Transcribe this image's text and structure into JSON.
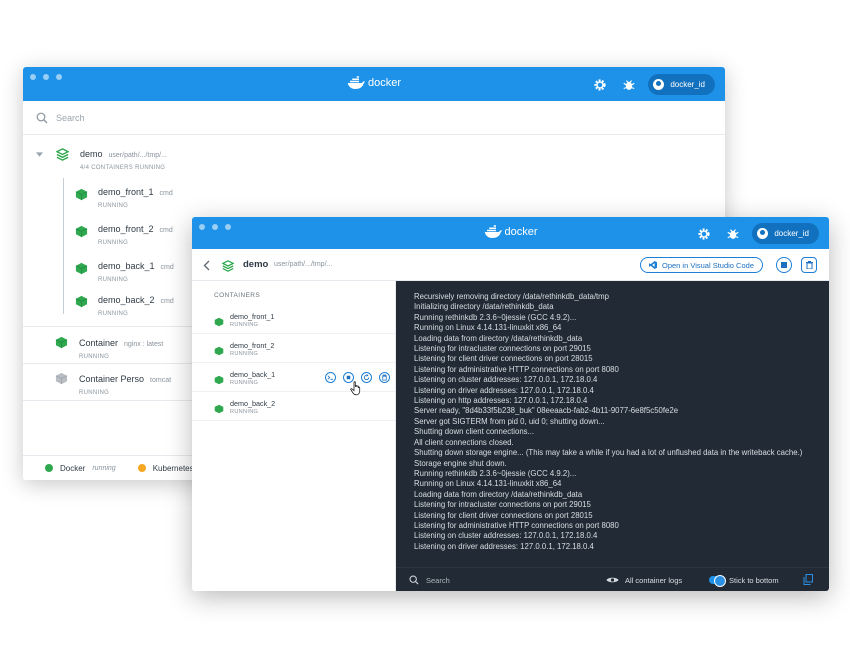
{
  "back_window": {
    "brand": "docker",
    "user_label": "docker_id",
    "search_placeholder": "Search",
    "app": {
      "name": "demo",
      "path": "user/path/.../tmp/...",
      "status": "4/4 CONTAINERS RUNNING"
    },
    "services": [
      {
        "name": "demo_front_1",
        "tag": "cmd",
        "status": "RUNNING"
      },
      {
        "name": "demo_front_2",
        "tag": "cmd",
        "status": "RUNNING"
      },
      {
        "name": "demo_back_1",
        "tag": "cmd",
        "status": "RUNNING"
      },
      {
        "name": "demo_back_2",
        "tag": "cmd",
        "status": "RUNNING"
      }
    ],
    "containers": [
      {
        "name": "Container",
        "tag": "nginx : latest",
        "status": "RUNNING",
        "color": "#2fa84f"
      },
      {
        "name": "Container Perso",
        "tag": "tomcat",
        "status": "RUNNING",
        "color": "#b8bec4"
      }
    ],
    "status_bar": {
      "docker_label": "Docker",
      "docker_state": "running",
      "kubernetes_label": "Kubernetes",
      "docker_color": "#2fa84f",
      "kubernetes_color": "#f5a623"
    }
  },
  "front_window": {
    "brand": "docker",
    "user_label": "docker_id",
    "app_name": "demo",
    "app_path": "user/path/.../tmp/...",
    "open_vscode_label": "Open in Visual Studio Code",
    "containers_heading": "CONTAINERS",
    "containers": [
      {
        "name": "demo_front_1",
        "status": "RUNNING"
      },
      {
        "name": "demo_front_2",
        "status": "RUNNING"
      },
      {
        "name": "demo_back_1",
        "status": "RUNNING"
      },
      {
        "name": "demo_back_2",
        "status": "RUNNING"
      }
    ],
    "logs": [
      "Recursively removing directory /data/rethinkdb_data/tmp",
      "Initializing directory /data/rethinkdb_data",
      "Running rethinkdb 2.3.6~0jessie (GCC 4.9.2)...",
      "Running on Linux 4.14.131-linuxkit x86_64",
      "Loading data from directory /data/rethinkdb_data",
      "Listening for intracluster connections on port 29015",
      "Listening for client driver connections on port 28015",
      "Listening for administrative HTTP connections on port 8080",
      "Listening on cluster addresses: 127.0.0.1, 172.18.0.4",
      "Listening on driver addresses: 127.0.0.1, 172.18.0.4",
      "Listening on http addresses: 127.0.0.1, 172.18.0.4",
      "Server ready, \"8d4b33f5b238_buk\" 08eeaacb-fab2-4b11-9077-6e8f5c50fe2e",
      "Server got SIGTERM from pid 0, uid 0; shutting down...",
      "Shutting down client connections...",
      "All client connections closed.",
      "Shutting down storage engine... (This may take a while if you had a lot of unflushed data in the writeback cache.)",
      "Storage engine shut down.",
      "Running rethinkdb 2.3.6~0jessie (GCC 4.9.2)...",
      "Running on Linux 4.14.131-linuxkit x86_64",
      "Loading data from directory /data/rethinkdb_data",
      "Listening for intracluster connections on port 29015",
      "Listening for client driver connections on port 28015",
      "Listening for administrative HTTP connections on port 8080",
      "Listening on cluster addresses: 127.0.0.1, 172.18.0.4",
      "Listening on driver addresses: 127.0.0.1, 172.18.0.4"
    ],
    "bottom_bar": {
      "search_placeholder": "Search",
      "all_logs_label": "All container logs",
      "stick_label": "Stick to bottom"
    }
  },
  "colors": {
    "docker_blue": "#1d92e8",
    "running_green": "#2fa84f",
    "log_background": "#222b35"
  }
}
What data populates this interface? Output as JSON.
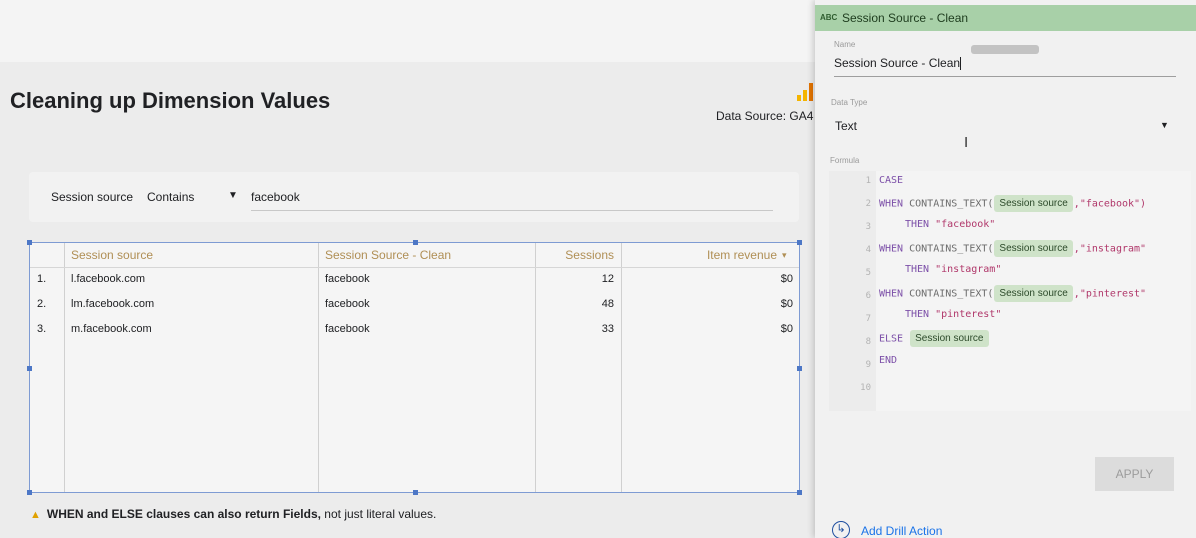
{
  "page": {
    "title": "Cleaning up Dimension Values",
    "data_source": "Data Source: GA4"
  },
  "filter": {
    "field": "Session source",
    "operator": "Contains",
    "value": "facebook"
  },
  "table": {
    "columns": [
      "Session source",
      "Session Source - Clean",
      "Sessions",
      "Item revenue"
    ],
    "sort_indicator": "▾",
    "rows": [
      {
        "index": "1.",
        "source": "l.facebook.com",
        "clean": "facebook",
        "sessions": "12",
        "revenue": "$0"
      },
      {
        "index": "2.",
        "source": "lm.facebook.com",
        "clean": "facebook",
        "sessions": "48",
        "revenue": "$0"
      },
      {
        "index": "3.",
        "source": "m.facebook.com",
        "clean": "facebook",
        "sessions": "33",
        "revenue": "$0"
      }
    ]
  },
  "note": {
    "bold": "WHEN and ELSE clauses can also return Fields,",
    "rest": " not just literal values."
  },
  "panel": {
    "header_icon": "ABC",
    "header_title": "Session Source - Clean",
    "name_label": "Name",
    "name_value": "Session Source - Clean",
    "type_label": "Data Type",
    "type_value": "Text",
    "formula_label": "Formula",
    "apply_label": "APPLY",
    "drill_label": "Add Drill Action"
  },
  "formula": {
    "line_numbers": [
      "1",
      "2",
      "3",
      "4",
      "5",
      "6",
      "7",
      "8",
      "9",
      "10"
    ],
    "case": "CASE",
    "when": "WHEN",
    "fn": "CONTAINS_TEXT(",
    "field": "Session source",
    "then": "THEN",
    "else": "ELSE",
    "end": "END",
    "str1_arg": ",\"facebook\")",
    "str1_then": "\"facebook\"",
    "str2_arg": ",\"instagram\"",
    "str2_then": "\"instagram\"",
    "str3_arg": ",\"pinterest\"",
    "str3_then": "\"pinterest\""
  },
  "colors": {
    "panel_header": "#a8d0a8",
    "field_chip": "#cfe3c9",
    "keyword": "#7c4fa8",
    "string": "#b0376a",
    "selection": "#4d77c6"
  },
  "icons": {
    "data_source": "bar-chart-icon",
    "warning": "warning-icon",
    "drill": "drill-action-icon",
    "type_dropdown": "chevron-down-icon",
    "text_cursor": "i-beam-cursor-icon"
  }
}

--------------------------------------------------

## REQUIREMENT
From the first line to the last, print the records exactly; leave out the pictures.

## YOUR RESPONSE
Transcribe this image's text and structure into JSON.
{
  "back_window": {
    "brand": "docker",
    "user_label": "docker_id",
    "search_placeholder": "Search",
    "app": {
      "name": "demo",
      "path": "user/path/.../tmp/...",
      "status": "4/4 CONTAINERS RUNNING"
    },
    "services": [
      {
        "name": "demo_front_1",
        "tag": "cmd",
        "status": "RUNNING"
      },
      {
        "name": "demo_front_2",
        "tag": "cmd",
        "status": "RUNNING"
      },
      {
        "name": "demo_back_1",
        "tag": "cmd",
        "status": "RUNNING"
      },
      {
        "name": "demo_back_2",
        "tag": "cmd",
        "status": "RUNNING"
      }
    ],
    "containers": [
      {
        "name": "Container",
        "tag": "nginx : latest",
        "status": "RUNNING",
        "color": "#2fa84f"
      },
      {
        "name": "Container Perso",
        "tag": "tomcat",
        "status": "RUNNING",
        "color": "#b8bec4"
      }
    ],
    "status_bar": {
      "docker_label": "Docker",
      "docker_state": "running",
      "kubernetes_label": "Kubernetes",
      "docker_color": "#2fa84f",
      "kubernetes_color": "#f5a623"
    }
  },
  "front_window": {
    "brand": "docker",
    "user_label": "docker_id",
    "app_name": "demo",
    "app_path": "user/path/.../tmp/...",
    "open_vscode_label": "Open in Visual Studio Code",
    "containers_heading": "CONTAINERS",
    "containers": [
      {
        "name": "demo_front_1",
        "status": "RUNNING"
      },
      {
        "name": "demo_front_2",
        "status": "RUNNING"
      },
      {
        "name": "demo_back_1",
        "status": "RUNNING"
      },
      {
        "name": "demo_back_2",
        "status": "RUNNING"
      }
    ],
    "logs": [
      "Recursively removing directory /data/rethinkdb_data/tmp",
      "Initializing directory /data/rethinkdb_data",
      "Running rethinkdb 2.3.6~0jessie (GCC 4.9.2)...",
      "Running on Linux 4.14.131-linuxkit x86_64",
      "Loading data from directory /data/rethinkdb_data",
      "Listening for intracluster connections on port 29015",
      "Listening for client driver connections on port 28015",
      "Listening for administrative HTTP connections on port 8080",
      "Listening on cluster addresses: 127.0.0.1, 172.18.0.4",
      "Listening on driver addresses: 127.0.0.1, 172.18.0.4",
      "Listening on http addresses: 127.0.0.1, 172.18.0.4",
      "Server ready, \"8d4b33f5b238_buk\" 08eeaacb-fab2-4b11-9077-6e8f5c50fe2e",
      "Server got SIGTERM from pid 0, uid 0; shutting down...",
      "Shutting down client connections...",
      "All client connections closed.",
      "Shutting down storage engine... (This may take a while if you had a lot of unflushed data in the writeback cache.)",
      "Storage engine shut down.",
      "Running rethinkdb 2.3.6~0jessie (GCC 4.9.2)...",
      "Running on Linux 4.14.131-linuxkit x86_64",
      "Loading data from directory /data/rethinkdb_data",
      "Listening for intracluster connections on port 29015",
      "Listening for client driver connections on port 28015",
      "Listening for administrative HTTP connections on port 8080",
      "Listening on cluster addresses: 127.0.0.1, 172.18.0.4",
      "Listening on driver addresses: 127.0.0.1, 172.18.0.4"
    ],
    "bottom_bar": {
      "search_placeholder": "Search",
      "all_logs_label": "All container logs",
      "stick_label": "Stick to bottom"
    }
  },
  "colors": {
    "docker_blue": "#1d92e8",
    "running_green": "#2fa84f",
    "log_background": "#222b35"
  }
}
What data populates this interface? Output as JSON.
{
  "page": {
    "title": "Cleaning up Dimension Values",
    "data_source": "Data Source: GA4"
  },
  "filter": {
    "field": "Session source",
    "operator": "Contains",
    "value": "facebook"
  },
  "table": {
    "columns": [
      "Session source",
      "Session Source - Clean",
      "Sessions",
      "Item revenue"
    ],
    "sort_indicator": "▾",
    "rows": [
      {
        "index": "1.",
        "source": "l.facebook.com",
        "clean": "facebook",
        "sessions": "12",
        "revenue": "$0"
      },
      {
        "index": "2.",
        "source": "lm.facebook.com",
        "clean": "facebook",
        "sessions": "48",
        "revenue": "$0"
      },
      {
        "index": "3.",
        "source": "m.facebook.com",
        "clean": "facebook",
        "sessions": "33",
        "revenue": "$0"
      }
    ]
  },
  "note": {
    "bold": "WHEN and ELSE clauses can also return Fields,",
    "rest": " not just literal values."
  },
  "panel": {
    "header_icon": "ABC",
    "header_title": "Session Source - Clean",
    "name_label": "Name",
    "name_value": "Session Source - Clean",
    "type_label": "Data Type",
    "type_value": "Text",
    "formula_label": "Formula",
    "apply_label": "APPLY",
    "drill_label": "Add Drill Action"
  },
  "formula": {
    "line_numbers": [
      "1",
      "2",
      "3",
      "4",
      "5",
      "6",
      "7",
      "8",
      "9",
      "10"
    ],
    "case": "CASE",
    "when": "WHEN",
    "fn": "CONTAINS_TEXT(",
    "field": "Session source",
    "then": "THEN",
    "else": "ELSE",
    "end": "END",
    "str1_arg": ",\"facebook\")",
    "str1_then": "\"facebook\"",
    "str2_arg": ",\"instagram\"",
    "str2_then": "\"instagram\"",
    "str3_arg": ",\"pinterest\"",
    "str3_then": "\"pinterest\""
  },
  "colors": {
    "panel_header": "#a8d0a8",
    "field_chip": "#cfe3c9",
    "keyword": "#7c4fa8",
    "string": "#b0376a",
    "selection": "#4d77c6"
  },
  "icons": {
    "data_source": "bar-chart-icon",
    "warning": "warning-icon",
    "drill": "drill-action-icon",
    "type_dropdown": "chevron-down-icon",
    "text_cursor": "i-beam-cursor-icon"
  }
}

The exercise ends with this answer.